(Data extracted from a collection)
=== Begin Enclosure ===
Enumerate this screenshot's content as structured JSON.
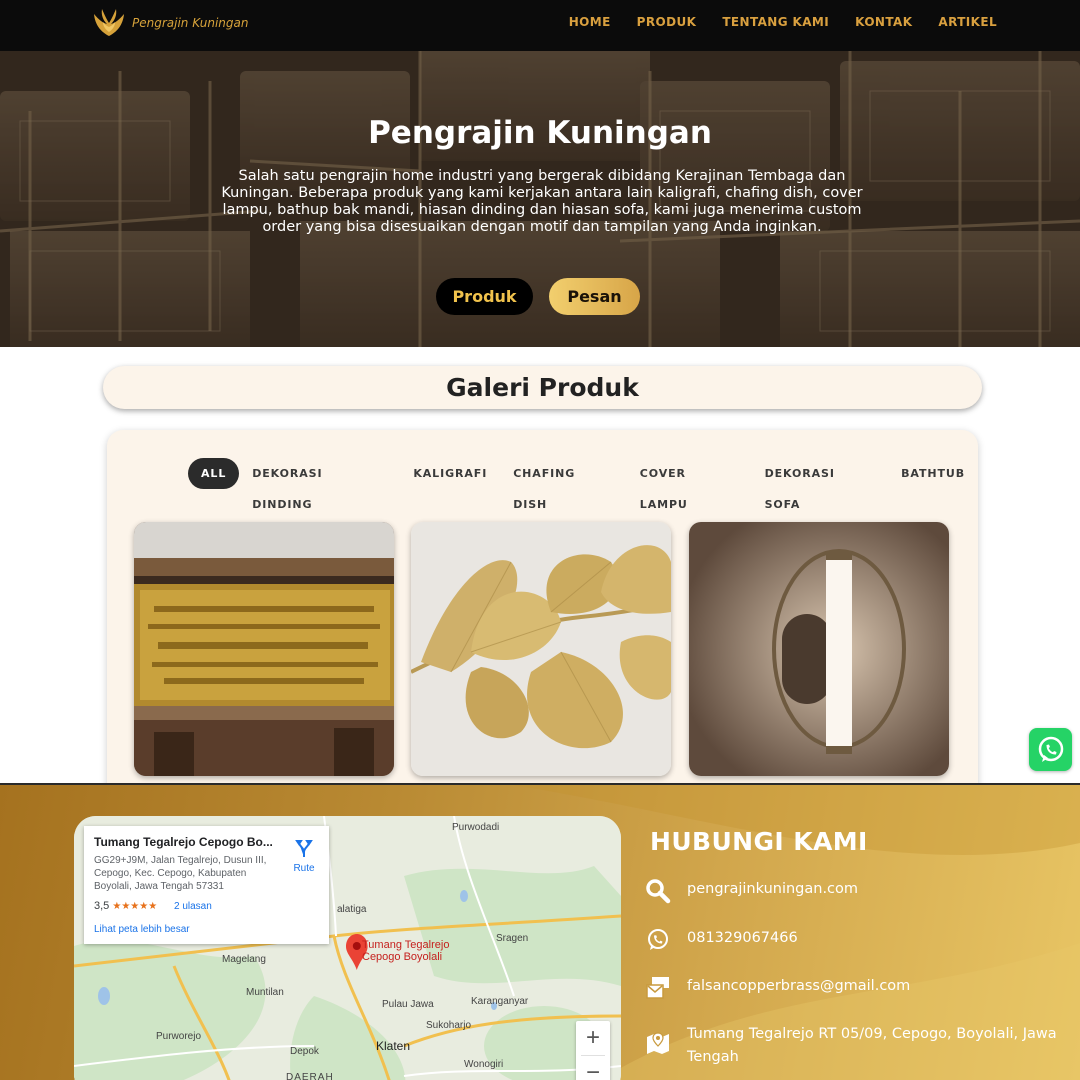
{
  "nav": {
    "logo_text": "Pengrajin Kuningan",
    "items": [
      {
        "label": "HOME"
      },
      {
        "label": "PRODUK"
      },
      {
        "label": "TENTANG KAMI"
      },
      {
        "label": "KONTAK"
      },
      {
        "label": "ARTIKEL"
      }
    ]
  },
  "hero": {
    "title": "Pengrajin Kuningan",
    "description": "Salah satu pengrajin home industri yang bergerak dibidang Kerajinan Tembaga dan Kuningan. Beberapa produk yang kami kerjakan antara lain kaligrafi, chafing dish, cover lampu, bathup bak mandi, hiasan dinding dan hiasan sofa, kami juga menerima custom order yang bisa disesuaikan dengan motif dan tampilan yang Anda inginkan.",
    "btn_produk": "Produk",
    "btn_pesan": "Pesan"
  },
  "gallery": {
    "title": "Galeri Produk",
    "filters": [
      "ALL",
      "DEKORASI DINDING",
      "KALIGRAFI",
      "CHAFING DISH",
      "COVER LAMPU",
      "DEKORASI SOFA",
      "BATHTUB"
    ],
    "active_filter": "ALL"
  },
  "map": {
    "place_title": "Tumang Tegalrejo Cepogo Bo...",
    "address": "GG29+J9M, Jalan Tegalrejo, Dusun III, Cepogo, Kec. Cepogo, Kabupaten Boyolali, Jawa Tengah 57331",
    "rating": "3,5",
    "stars": "★★★★★",
    "reviews": "2 ulasan",
    "larger_map": "Lihat peta lebih besar",
    "route": "Rute",
    "pin_label": "Tumang Tegalrejo Cepogo Boyolali",
    "places": {
      "purwodadi": "Purwodadi",
      "salatiga": "alatiga",
      "sragen": "Sragen",
      "magelang": "Magelang",
      "muntilan": "Muntilan",
      "pulau_jawa": "Pulau Jawa",
      "karanganyar": "Karanganyar",
      "purworejo": "Purworejo",
      "sukoharjo": "Sukoharjo",
      "depok": "Depok",
      "klaten": "Klaten",
      "wonogiri": "Wonogiri",
      "daerah": "DAERAH"
    },
    "zoom_in": "+",
    "zoom_out": "−"
  },
  "contact": {
    "title": "HUBUNGI KAMI",
    "website": "pengrajinkuningan.com",
    "phone": "081329067466",
    "email": "falsancopperbrass@gmail.com",
    "address": "Tumang Tegalrejo RT 05/09, Cepogo, Boyolali, Jawa Tengah"
  },
  "colors": {
    "gold": "#d9a03f",
    "nav_bg": "#0b0b0b",
    "cream": "#fcf4ea",
    "whatsapp": "#25d366"
  }
}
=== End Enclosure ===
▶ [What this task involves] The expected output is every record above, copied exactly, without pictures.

▶ [Result for this exercise]
Enumerate this screenshot's content as structured JSON.
{
  "nav": {
    "logo_text": "Pengrajin Kuningan",
    "items": [
      {
        "label": "HOME"
      },
      {
        "label": "PRODUK"
      },
      {
        "label": "TENTANG KAMI"
      },
      {
        "label": "KONTAK"
      },
      {
        "label": "ARTIKEL"
      }
    ]
  },
  "hero": {
    "title": "Pengrajin Kuningan",
    "description": "Salah satu pengrajin home industri yang bergerak dibidang Kerajinan Tembaga dan Kuningan. Beberapa produk yang kami kerjakan antara lain kaligrafi, chafing dish, cover lampu, bathup bak mandi, hiasan dinding dan hiasan sofa, kami juga menerima custom order yang bisa disesuaikan dengan motif dan tampilan yang Anda inginkan.",
    "btn_produk": "Produk",
    "btn_pesan": "Pesan"
  },
  "gallery": {
    "title": "Galeri Produk",
    "filters": [
      "ALL",
      "DEKORASI DINDING",
      "KALIGRAFI",
      "CHAFING DISH",
      "COVER LAMPU",
      "DEKORASI SOFA",
      "BATHTUB"
    ],
    "active_filter": "ALL"
  },
  "map": {
    "place_title": "Tumang Tegalrejo Cepogo Bo...",
    "address": "GG29+J9M, Jalan Tegalrejo, Dusun III, Cepogo, Kec. Cepogo, Kabupaten Boyolali, Jawa Tengah 57331",
    "rating": "3,5",
    "stars": "★★★★★",
    "reviews": "2 ulasan",
    "larger_map": "Lihat peta lebih besar",
    "route": "Rute",
    "pin_label": "Tumang Tegalrejo Cepogo Boyolali",
    "places": {
      "purwodadi": "Purwodadi",
      "salatiga": "alatiga",
      "sragen": "Sragen",
      "magelang": "Magelang",
      "muntilan": "Muntilan",
      "pulau_jawa": "Pulau Jawa",
      "karanganyar": "Karanganyar",
      "purworejo": "Purworejo",
      "sukoharjo": "Sukoharjo",
      "depok": "Depok",
      "klaten": "Klaten",
      "wonogiri": "Wonogiri",
      "daerah": "DAERAH"
    },
    "zoom_in": "+",
    "zoom_out": "−"
  },
  "contact": {
    "title": "HUBUNGI KAMI",
    "website": "pengrajinkuningan.com",
    "phone": "081329067466",
    "email": "falsancopperbrass@gmail.com",
    "address": "Tumang Tegalrejo RT 05/09, Cepogo, Boyolali, Jawa Tengah"
  },
  "colors": {
    "gold": "#d9a03f",
    "nav_bg": "#0b0b0b",
    "cream": "#fcf4ea",
    "whatsapp": "#25d366"
  }
}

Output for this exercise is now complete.